TASK PROMPT
Reproduce all entries word for word.

*** STORED DATA ***

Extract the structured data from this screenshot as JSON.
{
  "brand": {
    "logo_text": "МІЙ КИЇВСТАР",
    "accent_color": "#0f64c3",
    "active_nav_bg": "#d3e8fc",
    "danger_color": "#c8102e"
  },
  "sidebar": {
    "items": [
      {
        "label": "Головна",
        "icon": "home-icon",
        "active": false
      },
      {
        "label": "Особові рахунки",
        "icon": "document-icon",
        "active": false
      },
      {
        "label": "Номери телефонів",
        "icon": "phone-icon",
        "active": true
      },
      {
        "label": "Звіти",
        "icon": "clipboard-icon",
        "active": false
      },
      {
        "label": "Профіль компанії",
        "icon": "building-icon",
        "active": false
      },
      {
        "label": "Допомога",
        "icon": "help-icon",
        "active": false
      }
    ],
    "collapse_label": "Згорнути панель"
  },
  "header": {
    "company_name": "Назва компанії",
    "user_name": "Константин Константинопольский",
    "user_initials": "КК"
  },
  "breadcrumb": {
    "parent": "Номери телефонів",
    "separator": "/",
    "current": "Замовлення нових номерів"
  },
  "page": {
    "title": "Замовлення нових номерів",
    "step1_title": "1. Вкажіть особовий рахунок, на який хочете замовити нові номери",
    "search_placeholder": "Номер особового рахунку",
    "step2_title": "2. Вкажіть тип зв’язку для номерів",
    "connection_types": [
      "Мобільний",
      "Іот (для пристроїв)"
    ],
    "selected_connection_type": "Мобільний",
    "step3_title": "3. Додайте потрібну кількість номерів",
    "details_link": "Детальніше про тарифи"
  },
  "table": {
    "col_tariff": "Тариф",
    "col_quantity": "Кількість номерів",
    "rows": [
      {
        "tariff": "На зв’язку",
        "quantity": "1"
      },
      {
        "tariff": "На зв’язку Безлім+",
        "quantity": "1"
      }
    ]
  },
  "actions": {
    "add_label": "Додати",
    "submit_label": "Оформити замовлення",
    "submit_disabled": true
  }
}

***

FINISHED EXERCISE
Extract the structured data from this screenshot as JSON.
{
  "brand": {
    "logo_text": "МІЙ КИЇВСТАР",
    "accent_color": "#0f64c3",
    "active_nav_bg": "#d3e8fc",
    "danger_color": "#c8102e"
  },
  "sidebar": {
    "items": [
      {
        "label": "Головна",
        "icon": "home-icon",
        "active": false
      },
      {
        "label": "Особові рахунки",
        "icon": "document-icon",
        "active": false
      },
      {
        "label": "Номери телефонів",
        "icon": "phone-icon",
        "active": true
      },
      {
        "label": "Звіти",
        "icon": "clipboard-icon",
        "active": false
      },
      {
        "label": "Профіль компанії",
        "icon": "building-icon",
        "active": false
      },
      {
        "label": "Допомога",
        "icon": "help-icon",
        "active": false
      }
    ],
    "collapse_label": "Згорнути панель"
  },
  "header": {
    "company_name": "Назва компанії",
    "user_name": "Константин Константинопольский",
    "user_initials": "КК"
  },
  "breadcrumb": {
    "parent": "Номери телефонів",
    "separator": "/",
    "current": "Замовлення нових номерів"
  },
  "page": {
    "title": "Замовлення нових номерів",
    "step1_title": "1. Вкажіть особовий рахунок, на який хочете замовити нові номери",
    "search_placeholder": "Номер особового рахунку",
    "step2_title": "2. Вкажіть тип зв’язку для номерів",
    "connection_types": [
      "Мобільний",
      "Іот (для пристроїв)"
    ],
    "selected_connection_type": "Мобільний",
    "step3_title": "3. Додайте потрібну кількість номерів",
    "details_link": "Детальніше про тарифи"
  },
  "table": {
    "col_tariff": "Тариф",
    "col_quantity": "Кількість номерів",
    "rows": [
      {
        "tariff": "На зв’язку",
        "quantity": "1"
      },
      {
        "tariff": "На зв’язку Безлім+",
        "quantity": "1"
      }
    ]
  },
  "actions": {
    "add_label": "Додати",
    "submit_label": "Оформити замовлення",
    "submit_disabled": true
  }
}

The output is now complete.